There's also the issue of reliability. Owning a solar energy system means that you're responsible for it. Warranties help, but they don't necessarily guarantee against the system malfunctioning or ceasing to work altogether. Again, this is not the case with conventional electricity, which is maintained by the local utility.

So how do you make solar affordable? One way is to transform it from a product into a service -- selling solar energy instead of solar systems. Enter Shah, who left BP Solar in 2003 to start the company. Under his scheme, SunEdison finances, installs, owns, operates, and insures solar panels and systems on a customer's roof. In return, customers sign purchasing contracts that lock in the current price for as long as 20 years, creating a steady revenue stream for SunEdison.

Customers get electricity at a fixed cost on a long-term basis, something few traditional energy utilities can offer. The company's focus began with commercial industrial rooftops -- Wal-Mart hired the company to put solar panels on the roofs of several of its stores -- but since has expanded into constructing utility-scale solar installations. The business model Shah pioneered is now being copied by other firms.

Of course, this isn't just an opportunity for little guys hoping to get big. Many of the world's biggest companies are innovating around green and clean technologies, sometimes investing significant sums with no immediate expectation of returns. They know that the markets for cleaner, greener products, processes, and services will come and that they will not necessarily be small, niche markets. They also understand the importance of having good stories to tell investors, employees, activists, the media, and others about the company's commitment to a better future and a cleaner world. A few of them will set the standard by which the rest of the business world -- and all of us -- will play. Many others will follow.

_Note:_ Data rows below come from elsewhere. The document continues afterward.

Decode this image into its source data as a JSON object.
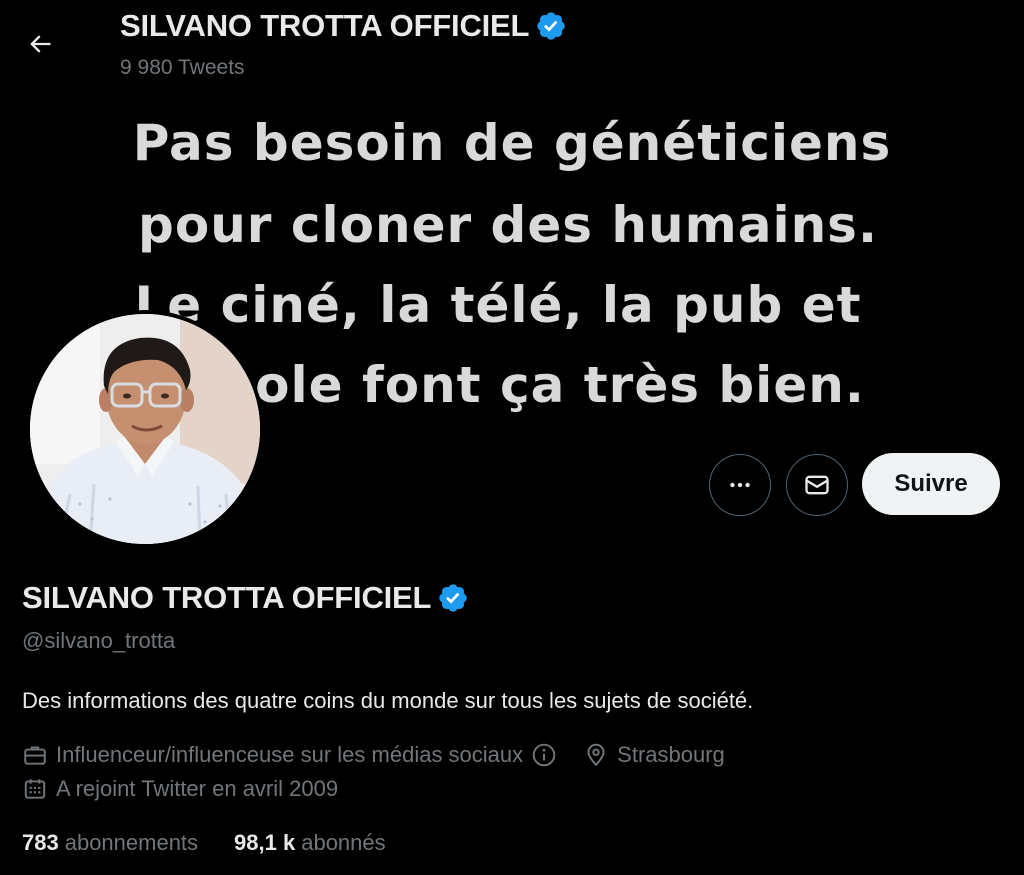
{
  "header": {
    "title": "SILVANO TROTTA OFFICIEL",
    "tweet_count": "9 980 Tweets"
  },
  "banner": {
    "lines": [
      "Pas besoin de généticiens",
      "pour cloner des humains.",
      "Le ciné, la télé, la pub et",
      "l'école font ça très bien."
    ]
  },
  "actions": {
    "follow_label": "Suivre",
    "more_icon": "more-horizontal-icon",
    "message_icon": "envelope-icon"
  },
  "profile": {
    "name": "SILVANO TROTTA OFFICIEL",
    "handle": "@silvano_trotta",
    "bio": "Des informations des quatre coins du monde sur tous les sujets de société.",
    "category": "Influenceur/influenceuse sur les médias sociaux",
    "location": "Strasbourg",
    "joined": "A rejoint Twitter en avril 2009"
  },
  "stats": {
    "following_count": "783",
    "following_label": "abonnements",
    "followers_count": "98,1 k",
    "followers_label": "abonnés"
  },
  "colors": {
    "background": "#000000",
    "text_primary": "#e7e9ea",
    "text_secondary": "#71767b",
    "verified_badge": "#1d9bf0",
    "follow_button_bg": "#eff3f4"
  }
}
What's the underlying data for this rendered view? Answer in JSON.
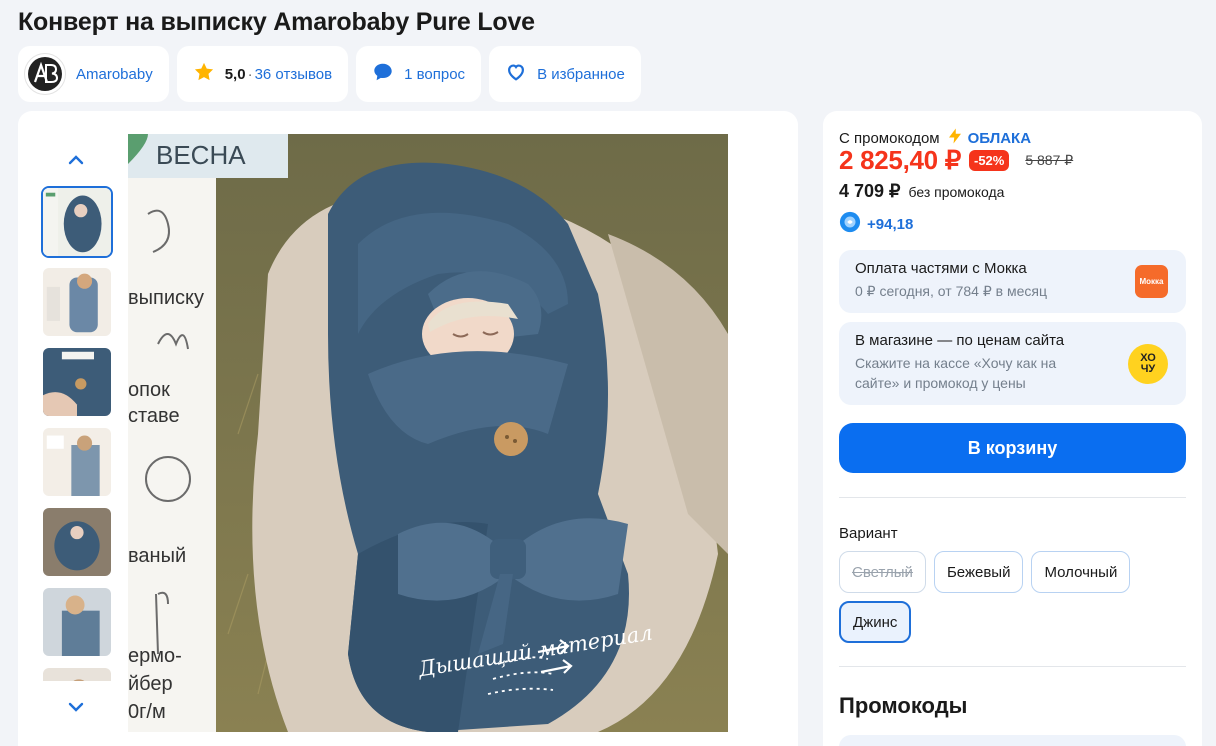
{
  "product": {
    "title": "Конверт на выписку Amarobaby Pure Love"
  },
  "chips": {
    "brand": "Amarobaby",
    "rating_value": "5,0",
    "rating_sep": "·",
    "reviews": "36 отзывов",
    "questions": "1 вопрос",
    "favorites": "В избранное"
  },
  "image": {
    "banner_top": "ВЕСНА",
    "side_texts": [
      "выписку",
      "опок",
      "ставе",
      "ваный",
      "ермо-",
      "йбер",
      "0г/м"
    ],
    "caption": "Дышащий материал"
  },
  "price": {
    "promo_label": "С промокодом",
    "promo_code": "ОБЛАКА",
    "current": "2 825,40 ₽",
    "discount": "-52%",
    "old": "5 887 ₽",
    "no_promo_price": "4 709 ₽",
    "no_promo_label": "без промокода",
    "bonus": "+94,18"
  },
  "mokka": {
    "title": "Оплата частями с Мокка",
    "subtitle": "0 ₽ сегодня, от 784 ₽ в месяц",
    "logo": "Мокка"
  },
  "store": {
    "title": "В магазине — по ценам сайта",
    "subtitle": "Скажите на кассе «Хочу как на сайте» и промокод у цены",
    "logo_top": "ХО",
    "logo_bottom": "ЧУ"
  },
  "cart": {
    "label": "В корзину"
  },
  "variants": {
    "label": "Вариант",
    "items": [
      "Светлый",
      "Бежевый",
      "Молочный",
      "Джинс"
    ]
  },
  "promocodes": {
    "title": "Промокоды"
  },
  "colors": {
    "accent": "#0a6ef0",
    "price_red": "#f5341b",
    "product_blue": "#3d5c78"
  }
}
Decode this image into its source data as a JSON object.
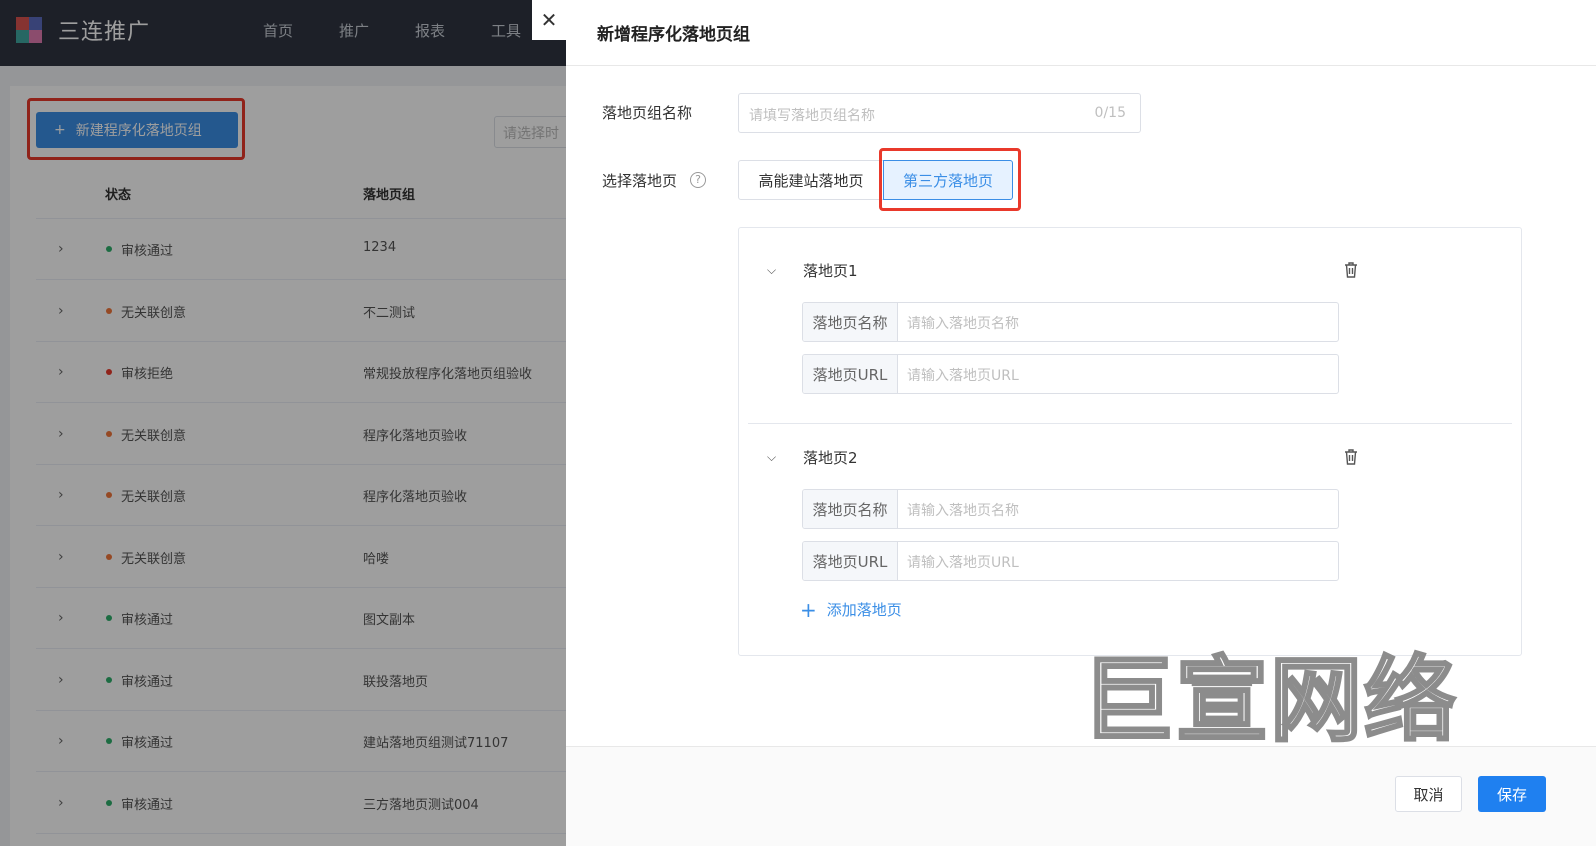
{
  "app": {
    "title": "三连推广",
    "nav": [
      "首页",
      "推广",
      "报表",
      "工具"
    ]
  },
  "list": {
    "new_button_label": "新建程序化落地页组",
    "filter_placeholder": "请选择时",
    "columns": {
      "status": "状态",
      "group": "落地页组"
    },
    "rows": [
      {
        "status": "审核通过",
        "status_color": "#2eae6b",
        "group": "1234"
      },
      {
        "status": "无关联创意",
        "status_color": "#f0763a",
        "group": "不二测试"
      },
      {
        "status": "审核拒绝",
        "status_color": "#e9392b",
        "group": "常规投放程序化落地页组验收"
      },
      {
        "status": "无关联创意",
        "status_color": "#f0763a",
        "group": "程序化落地页验收"
      },
      {
        "status": "无关联创意",
        "status_color": "#f0763a",
        "group": "程序化落地页验收"
      },
      {
        "status": "无关联创意",
        "status_color": "#f0763a",
        "group": "哈喽"
      },
      {
        "status": "审核通过",
        "status_color": "#2eae6b",
        "group": "图文副本"
      },
      {
        "status": "审核通过",
        "status_color": "#2eae6b",
        "group": "联投落地页"
      },
      {
        "status": "审核通过",
        "status_color": "#2eae6b",
        "group": "建站落地页组测试71107"
      },
      {
        "status": "审核通过",
        "status_color": "#2eae6b",
        "group": "三方落地页测试004"
      }
    ]
  },
  "drawer": {
    "close_glyph": "✕",
    "title": "新增程序化落地页组",
    "group_name": {
      "label": "落地页组名称",
      "placeholder": "请填写落地页组名称",
      "value": "",
      "counter": "0/15"
    },
    "select": {
      "label": "选择落地页",
      "help_glyph": "?",
      "options": [
        "高能建站落地页",
        "第三方落地页"
      ],
      "selected": "第三方落地页"
    },
    "landing_pages": [
      {
        "title": "落地页1",
        "name_label": "落地页名称",
        "name_placeholder": "请输入落地页名称",
        "url_label": "落地页URL",
        "url_placeholder": "请输入落地页URL"
      },
      {
        "title": "落地页2",
        "name_label": "落地页名称",
        "name_placeholder": "请输入落地页名称",
        "url_label": "落地页URL",
        "url_placeholder": "请输入落地页URL"
      }
    ],
    "add_label": "添加落地页",
    "cancel_label": "取消",
    "save_label": "保存"
  },
  "watermark": "巨宣网络",
  "colors": {
    "primary": "#3a8ee6",
    "save": "#1f80f0",
    "highlight": "#e9392b",
    "nav_bg": "#2f3541"
  }
}
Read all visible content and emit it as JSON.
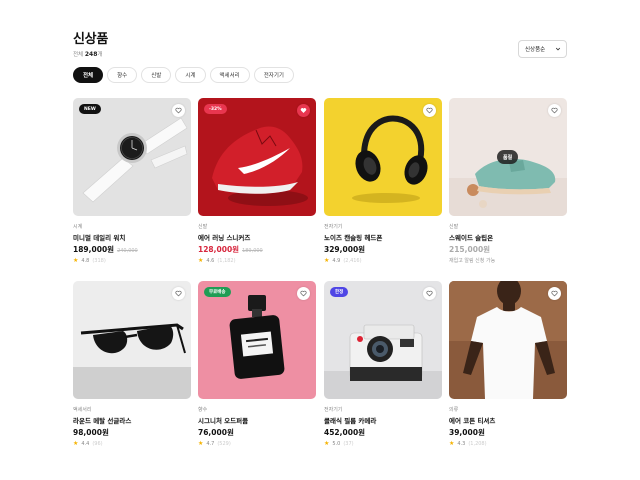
{
  "page": {
    "title": "신상품",
    "count_prefix": "전체",
    "count_value": "248",
    "count_suffix": "개"
  },
  "sort": {
    "label": "신상품순"
  },
  "chips": [
    {
      "label": "전체",
      "active": true
    },
    {
      "label": "향수",
      "active": false
    },
    {
      "label": "신발",
      "active": false
    },
    {
      "label": "시계",
      "active": false
    },
    {
      "label": "액세서리",
      "active": false
    },
    {
      "label": "전자기기",
      "active": false
    }
  ],
  "products": [
    {
      "category": "시계",
      "name": "미니멀 데일리 워치",
      "price": "189,000원",
      "original_price": "240,000",
      "rating": "4.8",
      "reviews": "(318)",
      "badge": "NEW",
      "badge_color": "#111111",
      "liked": false
    },
    {
      "category": "신발",
      "name": "에어 러닝 스니커즈",
      "price": "128,000원",
      "original_price": "189,000",
      "rating": "4.6",
      "reviews": "(1,182)",
      "badge": "-32%",
      "badge_color": "#e8364f",
      "liked": true
    },
    {
      "category": "전자기기",
      "name": "노이즈 캔슬링 헤드폰",
      "price": "329,000원",
      "original_price": "",
      "rating": "4.9",
      "reviews": "(2,416)",
      "badge": "",
      "liked": false
    },
    {
      "category": "신발",
      "name": "스웨이드 슬립온",
      "price": "215,000원",
      "original_price": "",
      "note": "재입고 알림 신청 가능",
      "badge": "",
      "soldout": "품절",
      "liked": false
    },
    {
      "category": "액세서리",
      "name": "라운드 메탈 선글라스",
      "price": "98,000원",
      "original_price": "",
      "rating": "4.4",
      "reviews": "(96)",
      "badge": "",
      "liked": false
    },
    {
      "category": "향수",
      "name": "시그니처 오드퍼퓸",
      "price": "76,000원",
      "original_price": "",
      "rating": "4.7",
      "reviews": "(529)",
      "badge": "무료배송",
      "badge_color": "#1f9d55",
      "liked": false
    },
    {
      "category": "전자기기",
      "name": "클래식 필름 카메라",
      "price": "452,000원",
      "original_price": "",
      "rating": "5.0",
      "reviews": "(37)",
      "badge": "한정",
      "badge_color": "#4f46e5",
      "liked": false
    },
    {
      "category": "의류",
      "name": "에어 코튼 티셔츠",
      "price": "39,000원",
      "original_price": "",
      "rating": "4.3",
      "reviews": "(1,208)",
      "badge": "",
      "liked": false
    }
  ]
}
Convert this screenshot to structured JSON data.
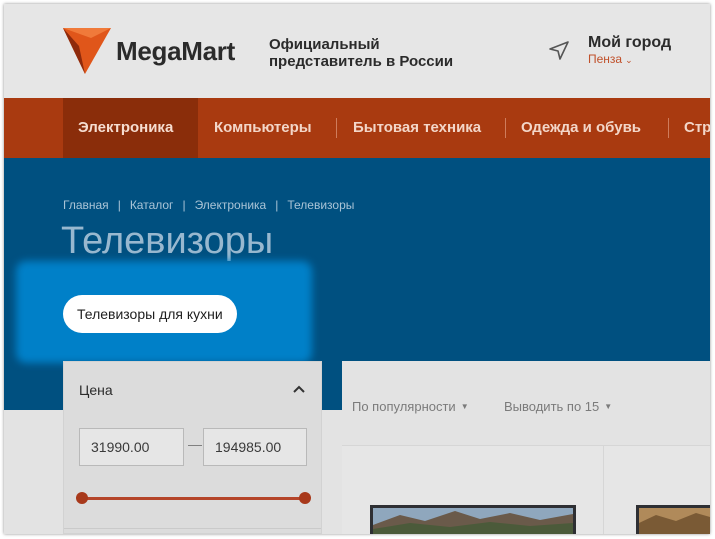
{
  "header": {
    "logo_text": "MegaMart",
    "tagline_line1": "Официальный",
    "tagline_line2": "представитель в России",
    "city_title": "Мой город",
    "city_name": "Пенза",
    "city_icon": "location-arrow-icon",
    "colors": {
      "logo_orange": "#e0561a",
      "logo_dark": "#8e2a0c"
    }
  },
  "nav": {
    "items": [
      {
        "label": "Электроника",
        "active": true
      },
      {
        "label": "Компьютеры",
        "active": false
      },
      {
        "label": "Бытовая техника",
        "active": false
      },
      {
        "label": "Одежда и обувь",
        "active": false
      },
      {
        "label": "Стр",
        "active": false
      }
    ],
    "colors": {
      "background": "#a93a10",
      "active": "#8a2d0a"
    }
  },
  "banner": {
    "breadcrumbs": [
      "Главная",
      "Каталог",
      "Электроника",
      "Телевизоры"
    ],
    "title": "Телевизоры",
    "chip_label": "Телевизоры для кухни",
    "colors": {
      "background": "#005080",
      "highlight": "#0080c8"
    }
  },
  "filters": {
    "price": {
      "title": "Цена",
      "min_value": "31990.00",
      "max_value": "194985.00",
      "dash": "—",
      "range_fill": 1.0,
      "caret_icon": "chevron-up-icon"
    }
  },
  "listing": {
    "sort_label": "По популярности",
    "per_page_label": "Выводить по 15"
  }
}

A growing number of green-economy entrepreneurs are to be found in China, India, and other developing markets. China's richest woman, Zhang Yin, owner of Nine Dragons Paper in south China's Guangdong Province, made her estimated $3 billion fortune recycling scrap paper imported from the United States. At the other end of the scale are countless entrepreneurs throughout India, Africa, and Latin America who are similarly turning waste into industrial feedstocks or deploying small-scale solar or other renewable-energy technologies at the village level to bring lighting, refrigeration, sanitation, and telecommunications to millions who lack them. The profits from such enterprises transcend financial remuneration.

So who will win in the green economy? Will large companies be the only ones with sufficient scale to move the needle on climate change and other problems or -- as with computers and Web technologies -- will audacious newcomers and small-scale social entrepreneurs trump experienced but stodgy incumbents?

No one really knows, of course. Because the green economy includes the full spectrum of products and services -- and the transformation of existing business processes and models as well as the creation of new, breakthrough ones -- there likely will be room for everyone to play. But success will require innovative thinking, a firm understanding of the marketplace, a willingness to create new models, and more than a little patience.

Joel Makower is executive editor of

Excerpted with permission from Strategies for the Green Economy, by Joel Makower, published by McGraw Hill. © 2008 Joel Makower.